-- RECORD EXTRACTS --
━━━━━━

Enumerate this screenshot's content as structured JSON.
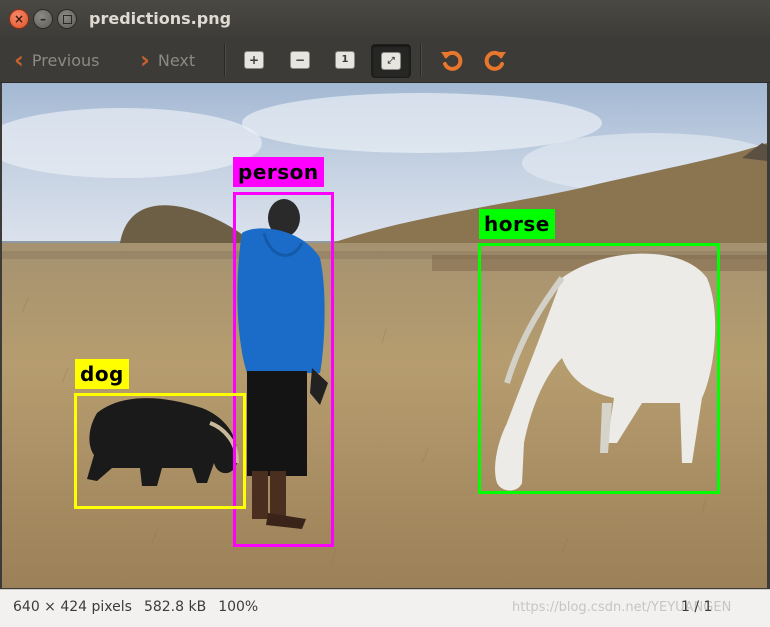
{
  "window": {
    "title": "predictions.png"
  },
  "toolbar": {
    "previous_label": "Previous",
    "next_label": "Next",
    "tools": [
      "zoom-in-icon",
      "zoom-out-icon",
      "normal-size-icon",
      "best-fit-icon",
      "rotate-left-icon",
      "rotate-right-icon"
    ]
  },
  "detections": {
    "person": {
      "label": "person",
      "color": "#ff00ff"
    },
    "horse": {
      "label": "horse",
      "color": "#00ff00"
    },
    "dog": {
      "label": "dog",
      "color": "#ffff00"
    }
  },
  "statusbar": {
    "dimensions": "640 × 424 pixels",
    "size": "582.8 kB",
    "zoom": "100%",
    "page": "1 / 1",
    "watermark": "https://blog.csdn.net/YEYUANGEN"
  },
  "colors": {
    "accent_orange": "#c4622d"
  }
}
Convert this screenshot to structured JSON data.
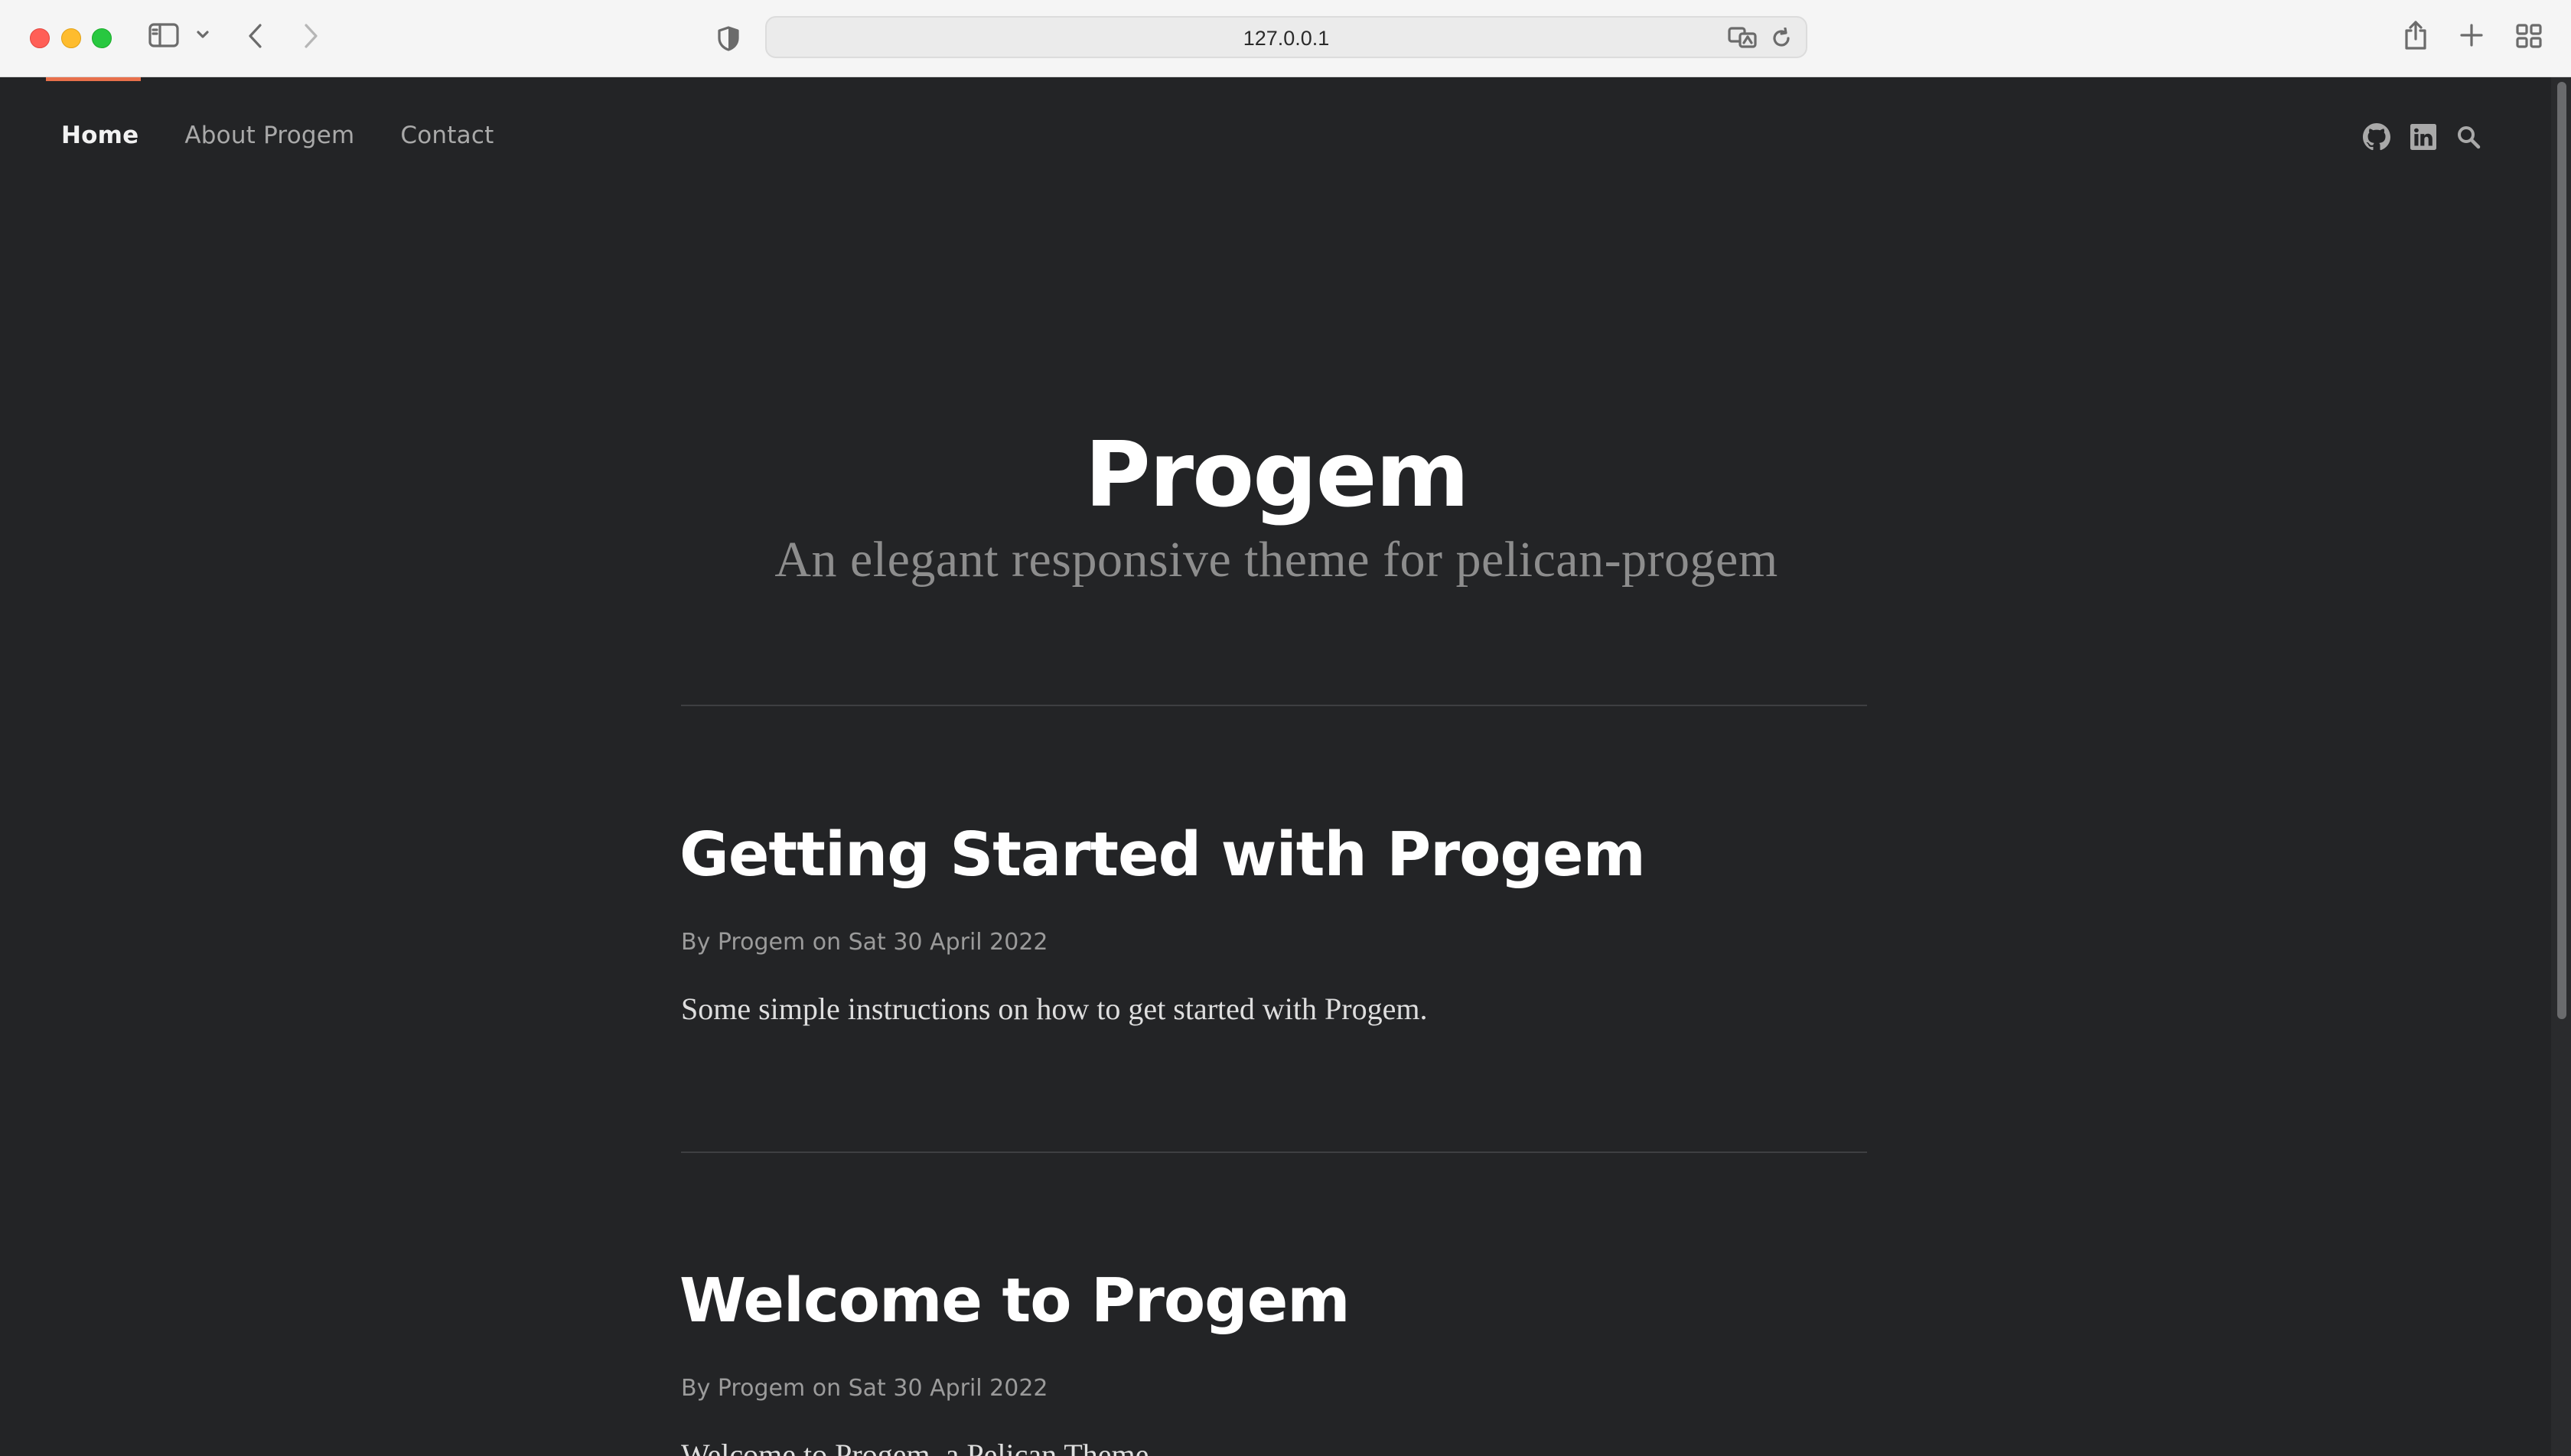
{
  "browser": {
    "url": "127.0.0.1"
  },
  "nav": {
    "items": [
      {
        "label": "Home",
        "active": true
      },
      {
        "label": "About Progem",
        "active": false
      },
      {
        "label": "Contact",
        "active": false
      }
    ],
    "social": [
      "github-icon",
      "linkedin-icon",
      "search-icon"
    ]
  },
  "site": {
    "title": "Progem",
    "tagline": "An elegant responsive theme for pelican-progem"
  },
  "posts": [
    {
      "title": "Getting Started with Progem",
      "meta": "By Progem on Sat 30 April 2022",
      "summary": "Some simple instructions on how to get started with Progem."
    },
    {
      "title": "Welcome to Progem",
      "meta": "By Progem on Sat 30 April 2022",
      "summary": "Welcome to Progem, a Pelican Theme"
    }
  ],
  "colors": {
    "background": "#232426",
    "accent": "#e8704b",
    "title": "#ffffff",
    "muted": "#9b9b9b"
  }
}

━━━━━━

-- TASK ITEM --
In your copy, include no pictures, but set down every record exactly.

-- YOUR RESPONSE --
Enumerate this screenshot's content as structured JSON.
{
  "window": {
    "title": "predictions.png"
  },
  "toolbar": {
    "previous_label": "Previous",
    "next_label": "Next",
    "tools": [
      "zoom-in-icon",
      "zoom-out-icon",
      "normal-size-icon",
      "best-fit-icon",
      "rotate-left-icon",
      "rotate-right-icon"
    ]
  },
  "detections": {
    "person": {
      "label": "person",
      "color": "#ff00ff"
    },
    "horse": {
      "label": "horse",
      "color": "#00ff00"
    },
    "dog": {
      "label": "dog",
      "color": "#ffff00"
    }
  },
  "statusbar": {
    "dimensions": "640 × 424 pixels",
    "size": "582.8 kB",
    "zoom": "100%",
    "page": "1 / 1",
    "watermark": "https://blog.csdn.net/YEYUANGEN"
  },
  "colors": {
    "accent_orange": "#c4622d"
  }
}
Convert this screenshot to structured JSON data.
{
  "browser": {
    "url": "127.0.0.1"
  },
  "nav": {
    "items": [
      {
        "label": "Home",
        "active": true
      },
      {
        "label": "About Progem",
        "active": false
      },
      {
        "label": "Contact",
        "active": false
      }
    ],
    "social": [
      "github-icon",
      "linkedin-icon",
      "search-icon"
    ]
  },
  "site": {
    "title": "Progem",
    "tagline": "An elegant responsive theme for pelican-progem"
  },
  "posts": [
    {
      "title": "Getting Started with Progem",
      "meta": "By Progem on Sat 30 April 2022",
      "summary": "Some simple instructions on how to get started with Progem."
    },
    {
      "title": "Welcome to Progem",
      "meta": "By Progem on Sat 30 April 2022",
      "summary": "Welcome to Progem, a Pelican Theme"
    }
  ],
  "colors": {
    "background": "#232426",
    "accent": "#e8704b",
    "title": "#ffffff",
    "muted": "#9b9b9b"
  }
}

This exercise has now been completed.